**EXERCISE PROMPT:**
Retyping the records exactly is the whole task.

[Collected data]
══════════

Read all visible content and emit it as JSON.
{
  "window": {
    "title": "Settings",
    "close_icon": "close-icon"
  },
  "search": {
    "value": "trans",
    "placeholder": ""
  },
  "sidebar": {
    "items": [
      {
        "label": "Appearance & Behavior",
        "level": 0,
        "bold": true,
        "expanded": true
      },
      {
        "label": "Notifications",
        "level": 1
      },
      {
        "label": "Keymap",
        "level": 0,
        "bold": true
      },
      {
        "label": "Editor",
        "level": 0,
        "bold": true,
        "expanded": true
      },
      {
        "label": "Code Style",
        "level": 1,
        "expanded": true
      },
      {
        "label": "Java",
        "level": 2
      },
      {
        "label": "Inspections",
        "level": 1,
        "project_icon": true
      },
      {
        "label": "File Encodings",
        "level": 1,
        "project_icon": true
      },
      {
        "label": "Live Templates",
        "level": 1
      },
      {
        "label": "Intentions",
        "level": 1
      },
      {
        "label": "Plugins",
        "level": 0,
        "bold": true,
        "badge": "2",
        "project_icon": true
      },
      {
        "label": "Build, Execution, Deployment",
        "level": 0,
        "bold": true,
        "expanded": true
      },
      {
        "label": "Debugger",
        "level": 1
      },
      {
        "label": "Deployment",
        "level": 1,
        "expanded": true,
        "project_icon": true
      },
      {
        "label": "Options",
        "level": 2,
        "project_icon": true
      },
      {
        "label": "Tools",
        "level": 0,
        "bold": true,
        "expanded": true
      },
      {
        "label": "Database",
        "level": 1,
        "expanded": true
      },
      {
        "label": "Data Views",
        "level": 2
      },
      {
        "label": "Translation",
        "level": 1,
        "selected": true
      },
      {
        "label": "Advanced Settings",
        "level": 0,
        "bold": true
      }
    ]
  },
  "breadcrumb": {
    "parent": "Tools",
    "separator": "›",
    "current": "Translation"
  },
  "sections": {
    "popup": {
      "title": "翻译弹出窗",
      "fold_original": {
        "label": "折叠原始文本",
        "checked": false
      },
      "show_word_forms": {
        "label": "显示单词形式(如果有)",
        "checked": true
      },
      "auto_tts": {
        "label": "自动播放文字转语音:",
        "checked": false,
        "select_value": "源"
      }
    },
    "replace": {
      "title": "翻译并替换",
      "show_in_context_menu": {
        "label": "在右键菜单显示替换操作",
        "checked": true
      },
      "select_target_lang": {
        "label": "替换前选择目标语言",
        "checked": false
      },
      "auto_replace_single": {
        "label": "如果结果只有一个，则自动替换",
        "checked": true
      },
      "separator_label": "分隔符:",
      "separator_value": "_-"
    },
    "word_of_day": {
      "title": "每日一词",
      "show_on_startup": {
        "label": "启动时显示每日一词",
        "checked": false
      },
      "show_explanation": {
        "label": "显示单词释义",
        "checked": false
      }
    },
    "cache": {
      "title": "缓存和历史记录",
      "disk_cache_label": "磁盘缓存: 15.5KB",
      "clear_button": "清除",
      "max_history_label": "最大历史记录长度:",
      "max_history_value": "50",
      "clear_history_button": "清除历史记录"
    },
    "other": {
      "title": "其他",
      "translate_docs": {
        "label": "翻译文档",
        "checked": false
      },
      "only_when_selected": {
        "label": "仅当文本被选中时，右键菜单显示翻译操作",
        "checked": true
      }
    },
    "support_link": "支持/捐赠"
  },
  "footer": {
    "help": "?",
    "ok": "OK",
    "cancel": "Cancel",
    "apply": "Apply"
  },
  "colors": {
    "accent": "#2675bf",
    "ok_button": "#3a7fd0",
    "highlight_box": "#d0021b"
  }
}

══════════

**WRITTEN SOLUTION:**
Read all visible content and emit it as JSON.
{
  "window": {
    "title": "Settings",
    "close_icon": "close-icon"
  },
  "search": {
    "value": "trans",
    "placeholder": ""
  },
  "sidebar": {
    "items": [
      {
        "label": "Appearance & Behavior",
        "level": 0,
        "bold": true,
        "expanded": true
      },
      {
        "label": "Notifications",
        "level": 1
      },
      {
        "label": "Keymap",
        "level": 0,
        "bold": true
      },
      {
        "label": "Editor",
        "level": 0,
        "bold": true,
        "expanded": true
      },
      {
        "label": "Code Style",
        "level": 1,
        "expanded": true
      },
      {
        "label": "Java",
        "level": 2
      },
      {
        "label": "Inspections",
        "level": 1,
        "project_icon": true
      },
      {
        "label": "File Encodings",
        "level": 1,
        "project_icon": true
      },
      {
        "label": "Live Templates",
        "level": 1
      },
      {
        "label": "Intentions",
        "level": 1
      },
      {
        "label": "Plugins",
        "level": 0,
        "bold": true,
        "badge": "2",
        "project_icon": true
      },
      {
        "label": "Build, Execution, Deployment",
        "level": 0,
        "bold": true,
        "expanded": true
      },
      {
        "label": "Debugger",
        "level": 1
      },
      {
        "label": "Deployment",
        "level": 1,
        "expanded": true,
        "project_icon": true
      },
      {
        "label": "Options",
        "level": 2,
        "project_icon": true
      },
      {
        "label": "Tools",
        "level": 0,
        "bold": true,
        "expanded": true
      },
      {
        "label": "Database",
        "level": 1,
        "expanded": true
      },
      {
        "label": "Data Views",
        "level": 2
      },
      {
        "label": "Translation",
        "level": 1,
        "selected": true
      },
      {
        "label": "Advanced Settings",
        "level": 0,
        "bold": true
      }
    ]
  },
  "breadcrumb": {
    "parent": "Tools",
    "separator": "›",
    "current": "Translation"
  },
  "sections": {
    "popup": {
      "title": "翻译弹出窗",
      "fold_original": {
        "label": "折叠原始文本",
        "checked": false
      },
      "show_word_forms": {
        "label": "显示单词形式(如果有)",
        "checked": true
      },
      "auto_tts": {
        "label": "自动播放文字转语音:",
        "checked": false,
        "select_value": "源"
      }
    },
    "replace": {
      "title": "翻译并替换",
      "show_in_context_menu": {
        "label": "在右键菜单显示替换操作",
        "checked": true
      },
      "select_target_lang": {
        "label": "替换前选择目标语言",
        "checked": false
      },
      "auto_replace_single": {
        "label": "如果结果只有一个，则自动替换",
        "checked": true
      },
      "separator_label": "分隔符:",
      "separator_value": "_-"
    },
    "word_of_day": {
      "title": "每日一词",
      "show_on_startup": {
        "label": "启动时显示每日一词",
        "checked": false
      },
      "show_explanation": {
        "label": "显示单词释义",
        "checked": false
      }
    },
    "cache": {
      "title": "缓存和历史记录",
      "disk_cache_label": "磁盘缓存: 15.5KB",
      "clear_button": "清除",
      "max_history_label": "最大历史记录长度:",
      "max_history_value": "50",
      "clear_history_button": "清除历史记录"
    },
    "other": {
      "title": "其他",
      "translate_docs": {
        "label": "翻译文档",
        "checked": false
      },
      "only_when_selected": {
        "label": "仅当文本被选中时，右键菜单显示翻译操作",
        "checked": true
      }
    },
    "support_link": "支持/捐赠"
  },
  "footer": {
    "help": "?",
    "ok": "OK",
    "cancel": "Cancel",
    "apply": "Apply"
  },
  "colors": {
    "accent": "#2675bf",
    "ok_button": "#3a7fd0",
    "highlight_box": "#d0021b"
  }
}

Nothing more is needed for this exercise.